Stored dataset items
┌──

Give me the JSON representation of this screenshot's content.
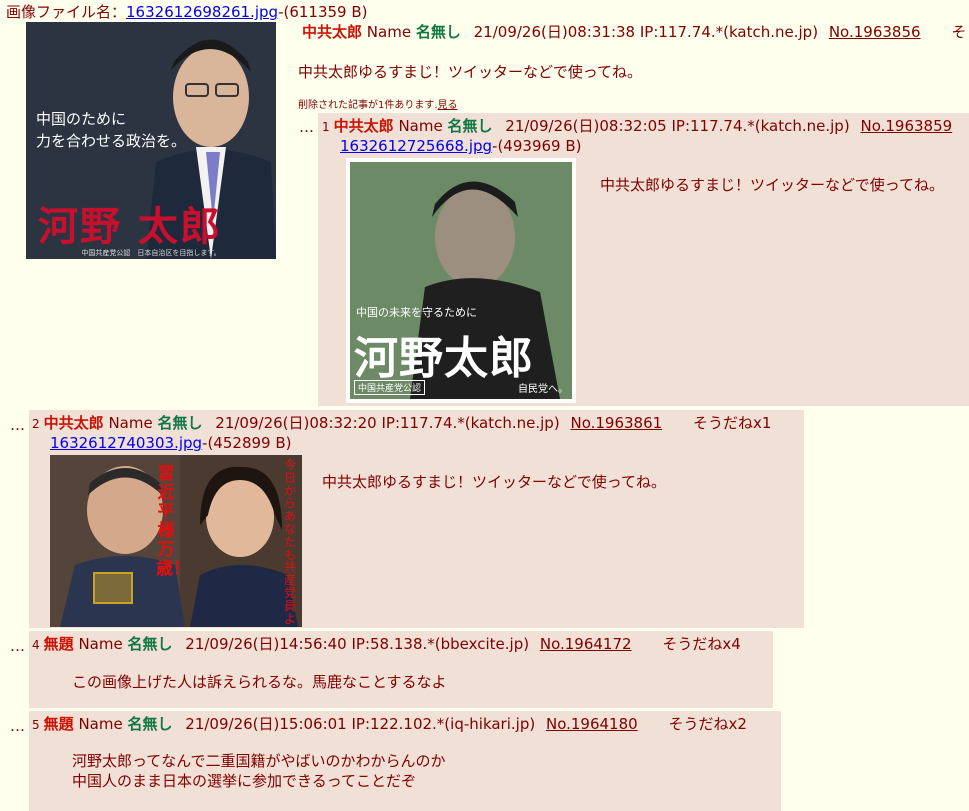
{
  "op": {
    "file_prefix": "画像ファイル名：",
    "file_name": "1632612698261.jpg",
    "file_size": "-(611359 B)",
    "subject": "中共太郎",
    "name_label": "Name",
    "name": "名無し",
    "datetime": "21/09/26(日)08:31:38 IP:117.74.*(katch.ne.jp)",
    "post_no": "No.1963856",
    "trailing": "そ",
    "comment": "中共太郎ゆるすまじ！ツイッターなどで使ってね。",
    "deleted_notice": "削除された記事が1件あります.",
    "deleted_link": "見る",
    "thumb": {
      "caption_line1": "中国のために",
      "caption_line2": "力を合わせる政治を。",
      "big_name": "河野 太郎",
      "footer": "中国共産党公認　日本自治区を目指します。"
    }
  },
  "replies": [
    {
      "dots": "…",
      "index": "1",
      "subject": "中共太郎",
      "name_label": "Name",
      "name": "名無し",
      "datetime": "21/09/26(日)08:32:05 IP:117.74.*(katch.ne.jp)",
      "post_no": "No.1963859",
      "file_name": "1632612725668.jpg",
      "file_size": "-(493969 B)",
      "comment": "中共太郎ゆるすまじ！ツイッターなどで使ってね。",
      "thumb": {
        "caption": "中国の未来を守るために",
        "big_name": "河野太郎",
        "badge": "中国共産党公認",
        "slogan": "自民党へ。"
      }
    },
    {
      "dots": "…",
      "index": "2",
      "subject": "中共太郎",
      "name_label": "Name",
      "name": "名無し",
      "datetime": "21/09/26(日)08:32:20 IP:117.74.*(katch.ne.jp)",
      "post_no": "No.1963861",
      "soudane": "そうだねx1",
      "file_name": "1632612740303.jpg",
      "file_size": "-(452899 B)",
      "comment": "中共太郎ゆるすまじ！ツイッターなどで使ってね。",
      "thumb": {
        "left_vertical": "習近平様万歳！",
        "right_vertical": "今日からあなたも共産党員よ"
      }
    },
    {
      "dots": "…",
      "index": "4",
      "subject": "無題",
      "name_label": "Name",
      "name": "名無し",
      "datetime": "21/09/26(日)14:56:40 IP:58.138.*(bbexcite.jp)",
      "post_no": "No.1964172",
      "soudane": "そうだねx4",
      "comment_lines": [
        "この画像上げた人は訴えられるな。馬鹿なことするなよ"
      ]
    },
    {
      "dots": "…",
      "index": "5",
      "subject": "無題",
      "name_label": "Name",
      "name": "名無し",
      "datetime": "21/09/26(日)15:06:01 IP:122.102.*(iq-hikari.jp)",
      "post_no": "No.1964180",
      "soudane": "そうだねx2",
      "comment_lines": [
        "河野太郎ってなんで二重国籍がやばいのかわからんのか",
        "中国人のまま日本の選挙に参加できるってことだぞ"
      ]
    }
  ]
}
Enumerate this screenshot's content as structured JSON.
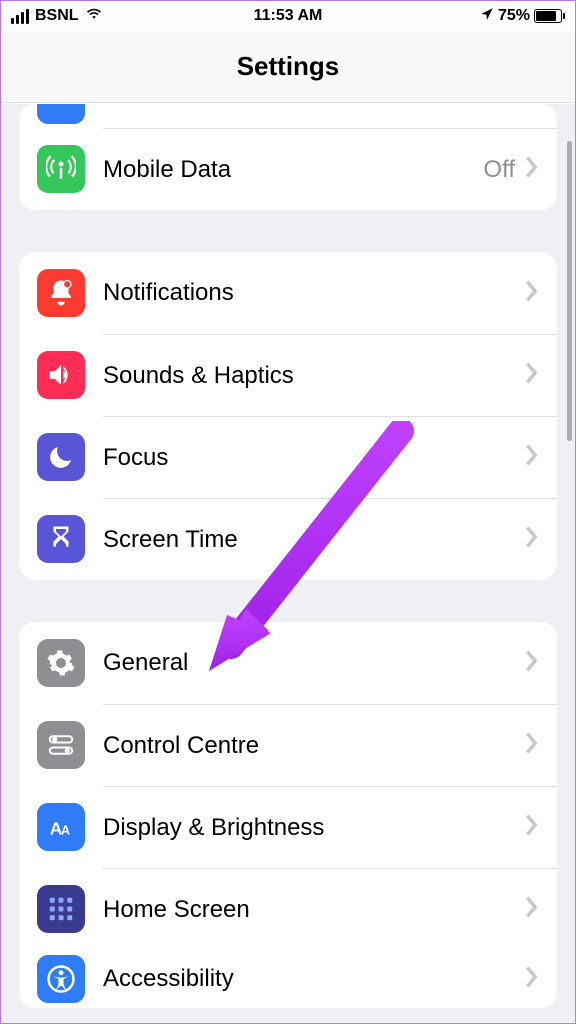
{
  "statusbar": {
    "carrier": "BSNL",
    "time": "11:53 AM",
    "battery_pct": "75%"
  },
  "header": {
    "title": "Settings"
  },
  "groups": [
    {
      "rows": [
        {
          "icon": "bluetooth-partial",
          "label": "",
          "value": ""
        },
        {
          "icon": "antenna",
          "label": "Mobile Data",
          "value": "Off"
        }
      ]
    },
    {
      "rows": [
        {
          "icon": "bell",
          "label": "Notifications",
          "value": ""
        },
        {
          "icon": "speaker",
          "label": "Sounds & Haptics",
          "value": ""
        },
        {
          "icon": "moon",
          "label": "Focus",
          "value": ""
        },
        {
          "icon": "hourglass",
          "label": "Screen Time",
          "value": ""
        }
      ]
    },
    {
      "rows": [
        {
          "icon": "gear",
          "label": "General",
          "value": ""
        },
        {
          "icon": "switches",
          "label": "Control Centre",
          "value": ""
        },
        {
          "icon": "textsize",
          "label": "Display & Brightness",
          "value": ""
        },
        {
          "icon": "grid",
          "label": "Home Screen",
          "value": ""
        },
        {
          "icon": "accessibility",
          "label": "Accessibility",
          "value": ""
        }
      ]
    }
  ],
  "annotation": {
    "arrow_color": "#b030ff"
  }
}
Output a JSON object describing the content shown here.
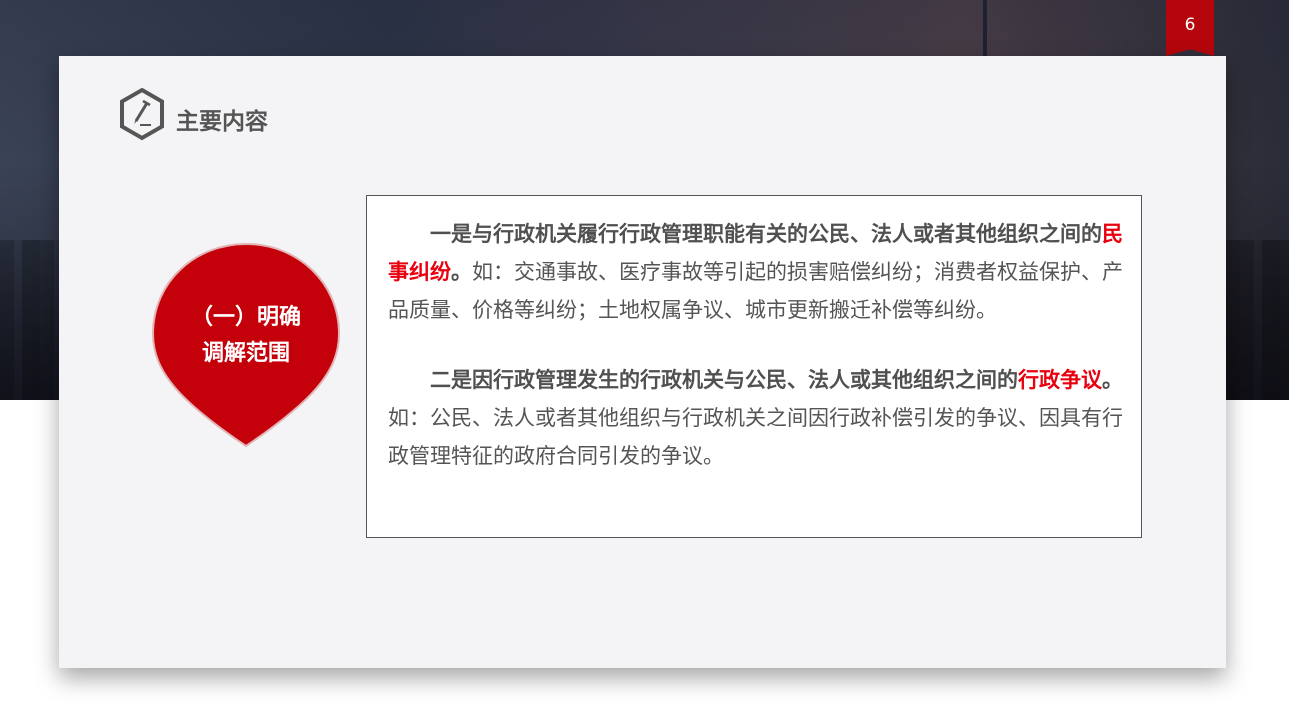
{
  "page_number": "6",
  "header": {
    "title": "主要内容",
    "icon": "pencil-hexagon-icon"
  },
  "pin": {
    "line1": "（一）明确",
    "line2": "调解范围",
    "color": "#c4000a"
  },
  "content": {
    "para1": {
      "lead": "一是与行政机关履行行政管理职能有关的公民、法人或者其他组织之间的",
      "keyword": "民事纠纷",
      "period": "。",
      "rest": "如：交通事故、医疗事故等引起的损害赔偿纠纷；消费者权益保护、产品质量、价格等纠纷；土地权属争议、城市更新搬迁补偿等纠纷。"
    },
    "para2": {
      "lead": "二是因行政管理发生的行政机关与公民、法人或其他组织之间的",
      "keyword": "行政争议",
      "period": "。",
      "rest": "如：公民、法人或者其他组织与行政机关之间因行政补偿引发的争议、因具有行政管理特征的政府合同引发的争议。"
    }
  },
  "colors": {
    "accent_red": "#b4060c",
    "keyword_red": "#e8000f",
    "card_bg": "#f4f3f6"
  }
}
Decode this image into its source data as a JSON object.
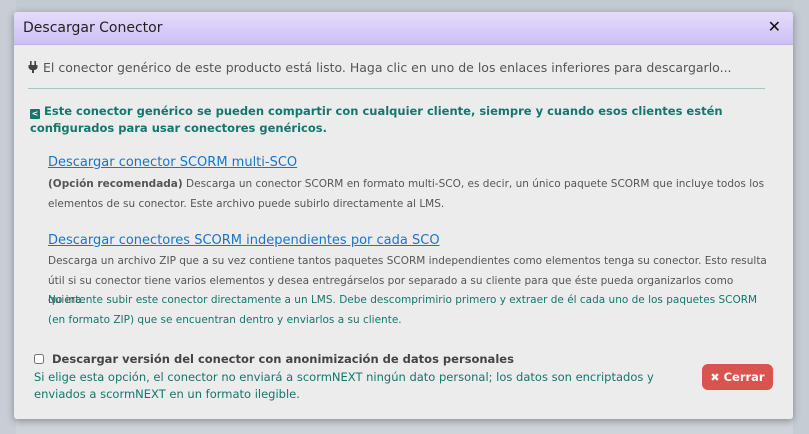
{
  "dialog": {
    "title": "Descargar Conector",
    "close_glyph": "✕"
  },
  "intro": {
    "icon": "plug-icon",
    "text": "El conector genérico de este producto está listo. Haga clic en uno de los enlaces inferiores para descargarlo..."
  },
  "share_notice": {
    "icon": "share-icon",
    "text": "Este conector genérico se pueden compartir con cualquier cliente, siempre y cuando esos clientes estén configurados para usar conectores genéricos."
  },
  "option_multi": {
    "link": "Descargar conector SCORM multi-SCO",
    "recommended": "(Opción recomendada)",
    "description": "Descarga un conector SCORM en formato multi-SCO, es decir, un único paquete SCORM que incluye todos los elementos de su conector. Este archivo puede subirlo directamente al LMS."
  },
  "option_independent": {
    "link": "Descargar conectores SCORM independientes por cada SCO",
    "description": "Descarga un archivo ZIP que a su vez contiene tantos paquetes SCORM independientes como elementos tenga su conector. Esto resulta útil si su conector tiene varios elementos y desea entregárselos por separado a su cliente para que éste pueda organizarlos como quiera.",
    "warning": "No intente subir este conector directamente a un LMS. Debe descomprimirio primero y extraer de él cada uno de los paquetes SCORM (en formato ZIP) que se encuentran dentro y enviarlos a su cliente."
  },
  "anonymize": {
    "label": "Descargar versión del conector con anonimización de datos personales",
    "checked": false,
    "note": "Si elige esta opción, el conector no enviará a scormNEXT ningún dato personal; los datos son encriptados y enviados a scormNEXT en un formato ilegible."
  },
  "buttons": {
    "close_label": "Cerrar"
  },
  "colors": {
    "title_gradient_top": "#e4dcfb",
    "title_gradient_bottom": "#cdbff6",
    "link": "#1b74c8",
    "notice_teal": "#14766c",
    "close_button": "#d9534f"
  }
}
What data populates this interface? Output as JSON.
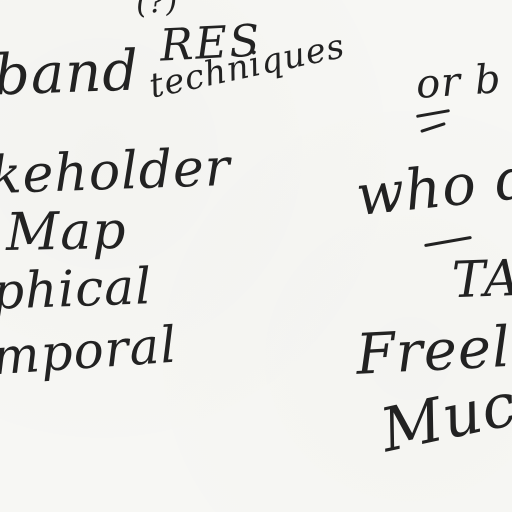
{
  "notes": {
    "top_fragment": "(?)",
    "res_title": "RES",
    "res_sub": "techniques",
    "left_lines": [
      "band",
      "keholder",
      "Map",
      "phical",
      "mporal"
    ],
    "right_lines": [
      "or b",
      "who d",
      "TA",
      "Freelan",
      "Muc"
    ]
  }
}
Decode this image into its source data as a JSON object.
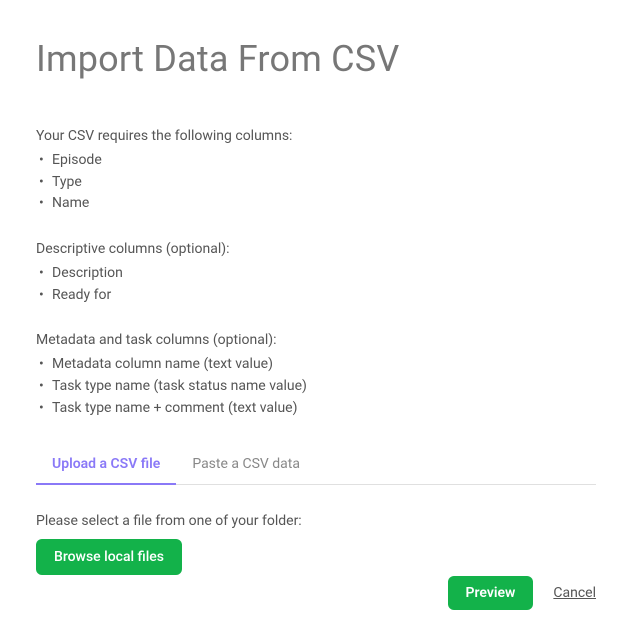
{
  "header": {
    "title": "Import Data From CSV"
  },
  "required": {
    "label": "Your CSV requires the following columns:",
    "items": [
      "Episode",
      "Type",
      "Name"
    ]
  },
  "descriptive": {
    "label": "Descriptive columns (optional):",
    "items": [
      "Description",
      "Ready for"
    ]
  },
  "meta_tasks": {
    "label": "Metadata and task columns (optional):",
    "items": [
      "Metadata column name (text value)",
      "Task type name (task status name value)",
      "Task type name + comment (text value)"
    ]
  },
  "tabs": {
    "upload": "Upload a CSV file",
    "paste": "Paste a CSV data"
  },
  "file_section": {
    "prompt": "Please select a file from one of your folder:",
    "browse_label": "Browse local files"
  },
  "footer": {
    "preview": "Preview",
    "cancel": "Cancel"
  }
}
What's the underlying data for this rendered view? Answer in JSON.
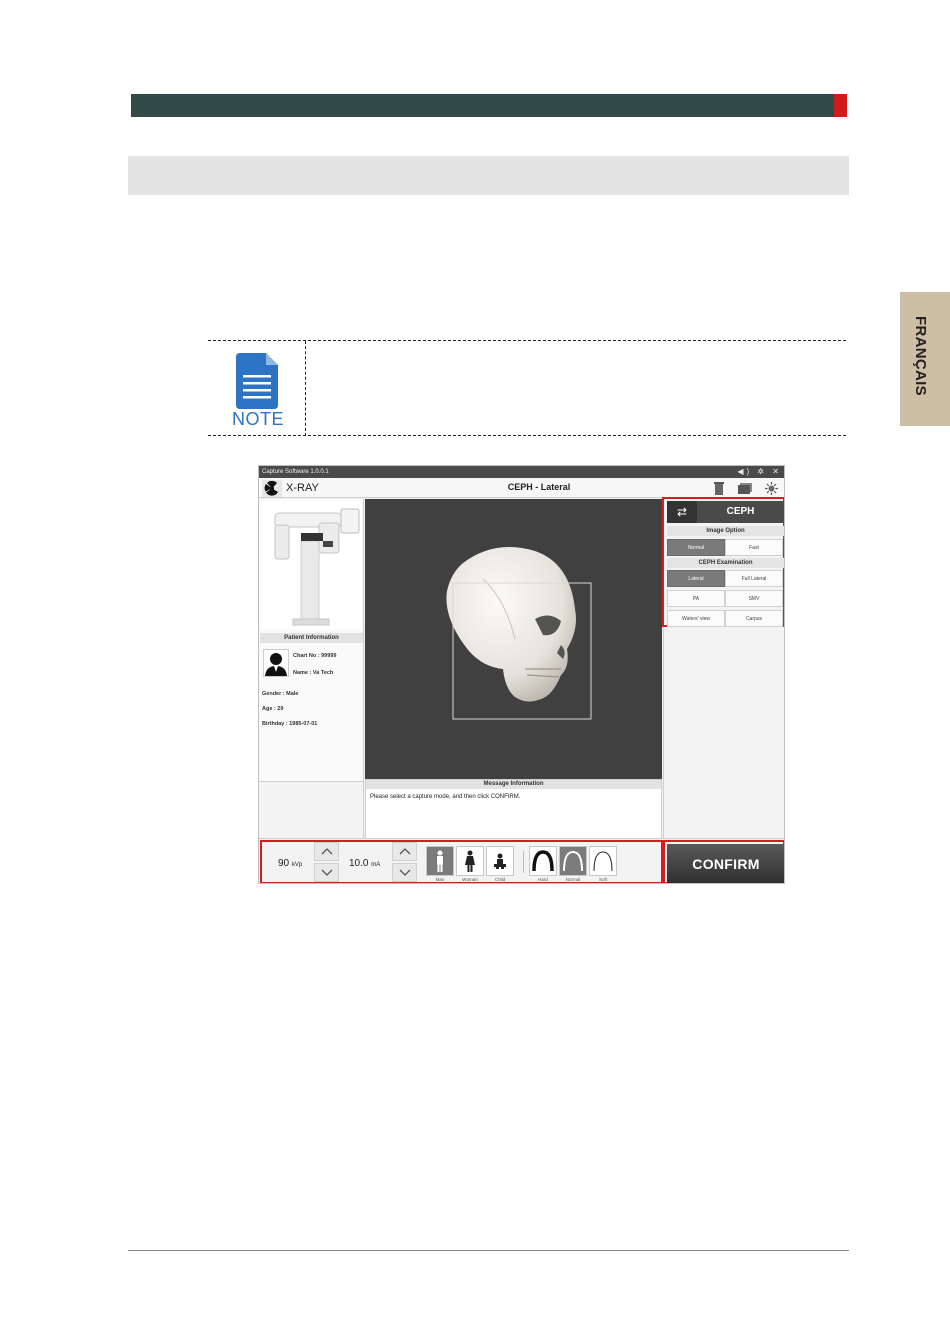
{
  "page": {
    "side_tab": "FRANÇAIS",
    "note_label": "NOTE"
  },
  "app": {
    "title": "Capture Software 1.0.0.1",
    "window_controls": "◀) ✲ ✕",
    "xray_label": "X-RAY",
    "mode_title": "CEPH - Lateral",
    "header_icons": [
      "trash-icon",
      "card-icon",
      "settings-light-icon"
    ]
  },
  "patient": {
    "header": "Patient Information",
    "chart_no": "Chart No : 99999",
    "name": "Name : Va Tech",
    "gender": "Gender : Male",
    "age": "Age : 29",
    "birthday": "Birthday : 1985-07-01"
  },
  "ceph": {
    "label": "CEPH",
    "image_option_label": "Image Option",
    "image_options": [
      "Normal",
      "Fast"
    ],
    "exam_label": "CEPH Examination",
    "exam_options": [
      "Lateral",
      "Full Lateral",
      "PA",
      "SMV",
      "Waters' view",
      "Carpus"
    ],
    "selected_image_option": "Normal",
    "selected_exam": "Lateral"
  },
  "message": {
    "header": "Message Information",
    "text": "Please select a capture mode, and then click CONFIRM."
  },
  "controls": {
    "kvp_value": "90",
    "kvp_unit": "kVp",
    "ma_value": "10.0",
    "ma_unit": "mA",
    "patient_types": [
      "Man",
      "Woman",
      "Child"
    ],
    "selected_patient_type": "Man",
    "arch_types": [
      "Hard",
      "Normal",
      "Soft"
    ],
    "selected_arch_type": "Normal",
    "confirm_label": "CONFIRM"
  },
  "colors": {
    "header_bar": "#324b49",
    "accent_red": "#d11a1a",
    "side_tab": "#cdbfa5",
    "note_blue": "#2d74c4",
    "highlight_frame": "#d41f1f"
  }
}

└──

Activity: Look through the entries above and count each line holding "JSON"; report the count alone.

Result for this exercise: 7